#### Given data

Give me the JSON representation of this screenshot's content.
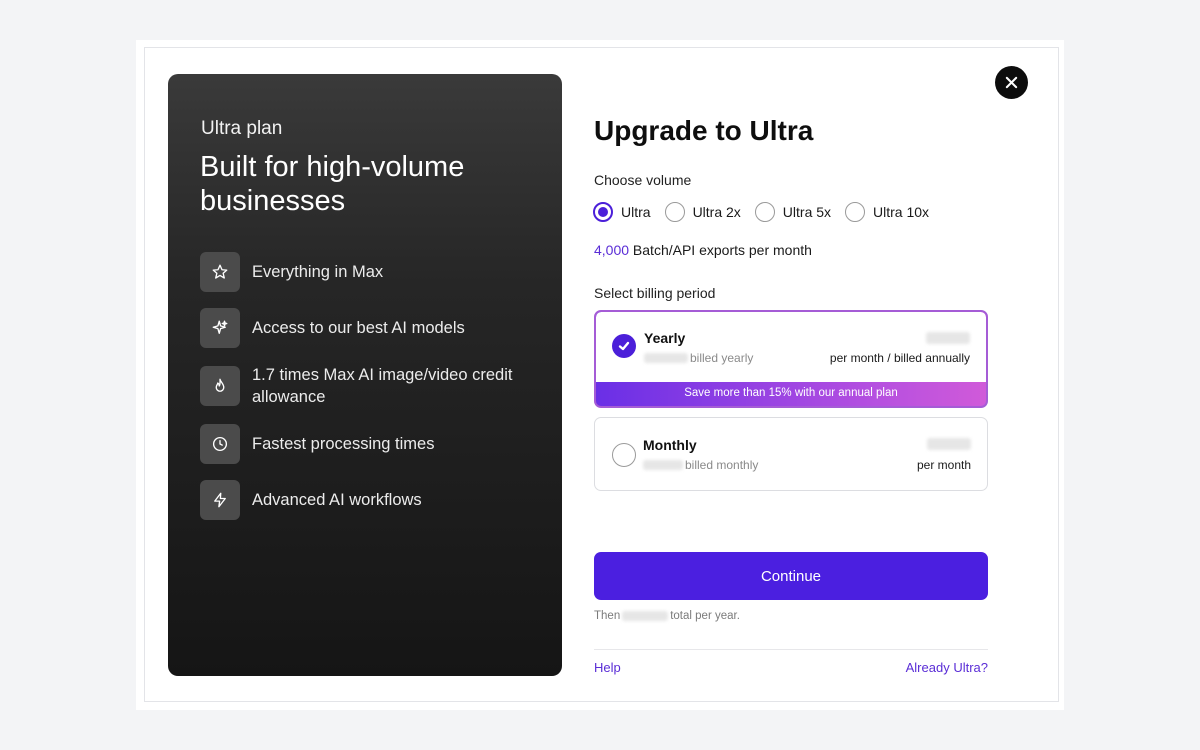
{
  "left_panel": {
    "plan_name": "Ultra plan",
    "headline": "Built for high-volume businesses",
    "features": [
      {
        "icon": "star-icon",
        "text": "Everything in Max"
      },
      {
        "icon": "sparkle-icon",
        "text": "Access to our best AI models"
      },
      {
        "icon": "flame-icon",
        "text": "1.7 times Max AI image/video credit allowance"
      },
      {
        "icon": "clock-icon",
        "text": "Fastest processing times"
      },
      {
        "icon": "lightning-icon",
        "text": "Advanced AI workflows"
      }
    ]
  },
  "dialog": {
    "title": "Upgrade to Ultra",
    "close_icon": "close-icon"
  },
  "volume": {
    "label": "Choose volume",
    "options": [
      "Ultra",
      "Ultra 2x",
      "Ultra 5x",
      "Ultra 10x"
    ],
    "selected": "Ultra",
    "exports_count": "4,000",
    "exports_text": " Batch/API exports per month"
  },
  "billing": {
    "label": "Select billing period",
    "yearly": {
      "name": "Yearly",
      "billed": "billed yearly",
      "per": "per month / billed annually",
      "banner": "Save more than 15% with our annual plan",
      "selected": true
    },
    "monthly": {
      "name": "Monthly",
      "billed": "billed monthly",
      "per": "per month",
      "selected": false
    }
  },
  "actions": {
    "continue_label": "Continue",
    "then_prefix": "Then",
    "then_suffix": "total per year.",
    "help_label": "Help",
    "already_label": "Already Ultra?"
  },
  "colors": {
    "accent": "#4b1fe0",
    "link": "#5a2dd6",
    "banner_start": "#6a2fe6",
    "banner_end": "#d05ad9"
  }
}
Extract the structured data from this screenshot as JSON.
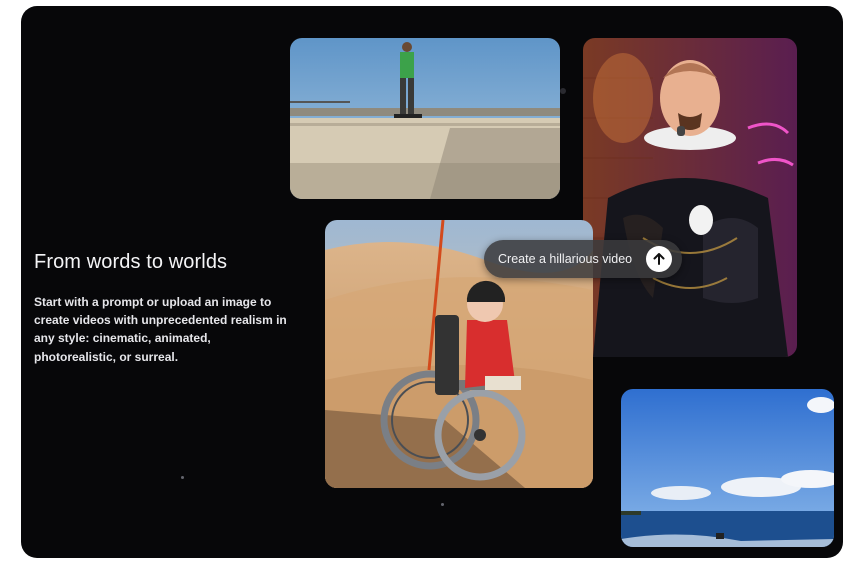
{
  "hero": {
    "title": "From words to worlds",
    "description": "Start with a prompt or upload an image to create videos with unprecedented realism in any style: cinematic, animated, photorealistic, or surreal."
  },
  "prompt_pill": {
    "label": "Create a hillarious video",
    "icon": "arrow-up-icon"
  },
  "gallery": [
    {
      "subject": "skateboarder"
    },
    {
      "subject": "performer-in-costume"
    },
    {
      "subject": "wheelchair-in-desert"
    },
    {
      "subject": "ocean-sky"
    }
  ],
  "colors": {
    "panel_bg": "#070709",
    "text": "#f4f4f6",
    "pill_bg": "#3a3a3c"
  }
}
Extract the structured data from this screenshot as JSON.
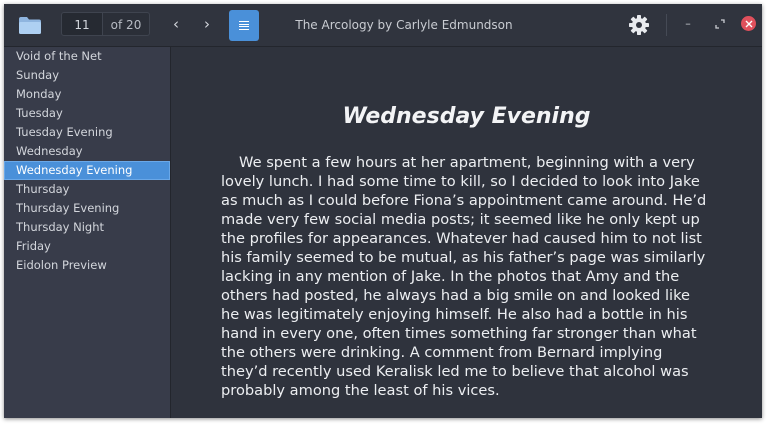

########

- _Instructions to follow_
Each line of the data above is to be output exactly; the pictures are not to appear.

- _The answer_
Give me the JSON representation of this screenshot's content.
{
  "left_panel": {
    "plan_name": "Ultra plan",
    "headline": "Built for high-volume businesses",
    "features": [
      {
        "icon": "star-icon",
        "text": "Everything in Max"
      },
      {
        "icon": "sparkle-icon",
        "text": "Access to our best AI models"
      },
      {
        "icon": "flame-icon",
        "text": "1.7 times Max AI image/video credit allowance"
      },
      {
        "icon": "clock-icon",
        "text": "Fastest processing times"
      },
      {
        "icon": "lightning-icon",
        "text": "Advanced AI workflows"
      }
    ]
  },
  "dialog": {
    "title": "Upgrade to Ultra",
    "close_icon": "close-icon"
  },
  "volume": {
    "label": "Choose volume",
    "options": [
      "Ultra",
      "Ultra 2x",
      "Ultra 5x",
      "Ultra 10x"
    ],
    "selected": "Ultra",
    "exports_count": "4,000",
    "exports_text": " Batch/API exports per month"
  },
  "billing": {
    "label": "Select billing period",
    "yearly": {
      "name": "Yearly",
      "billed": "billed yearly",
      "per": "per month / billed annually",
      "banner": "Save more than 15% with our annual plan",
      "selected": true
    },
    "monthly": {
      "name": "Monthly",
      "billed": "billed monthly",
      "per": "per month",
      "selected": false
    }
  },
  "actions": {
    "continue_label": "Continue",
    "then_prefix": "Then",
    "then_suffix": "total per year.",
    "help_label": "Help",
    "already_label": "Already Ultra?"
  },
  "colors": {
    "accent": "#4b1fe0",
    "link": "#5a2dd6",
    "banner_start": "#6a2fe6",
    "banner_end": "#d05ad9"
  }
}
Extract the structured data from this screenshot as JSON.
{
  "hero": {
    "title": "From words to worlds",
    "description": "Start with a prompt or upload an image to create videos with unprecedented realism in any style: cinematic, animated, photorealistic, or surreal."
  },
  "prompt_pill": {
    "label": "Create a hillarious video",
    "icon": "arrow-up-icon"
  },
  "gallery": [
    {
      "subject": "skateboarder"
    },
    {
      "subject": "performer-in-costume"
    },
    {
      "subject": "wheelchair-in-desert"
    },
    {
      "subject": "ocean-sky"
    }
  ],
  "colors": {
    "panel_bg": "#070709",
    "text": "#f4f4f6",
    "pill_bg": "#3a3a3c"
  }
}
Extract the structured data from this screenshot as JSON.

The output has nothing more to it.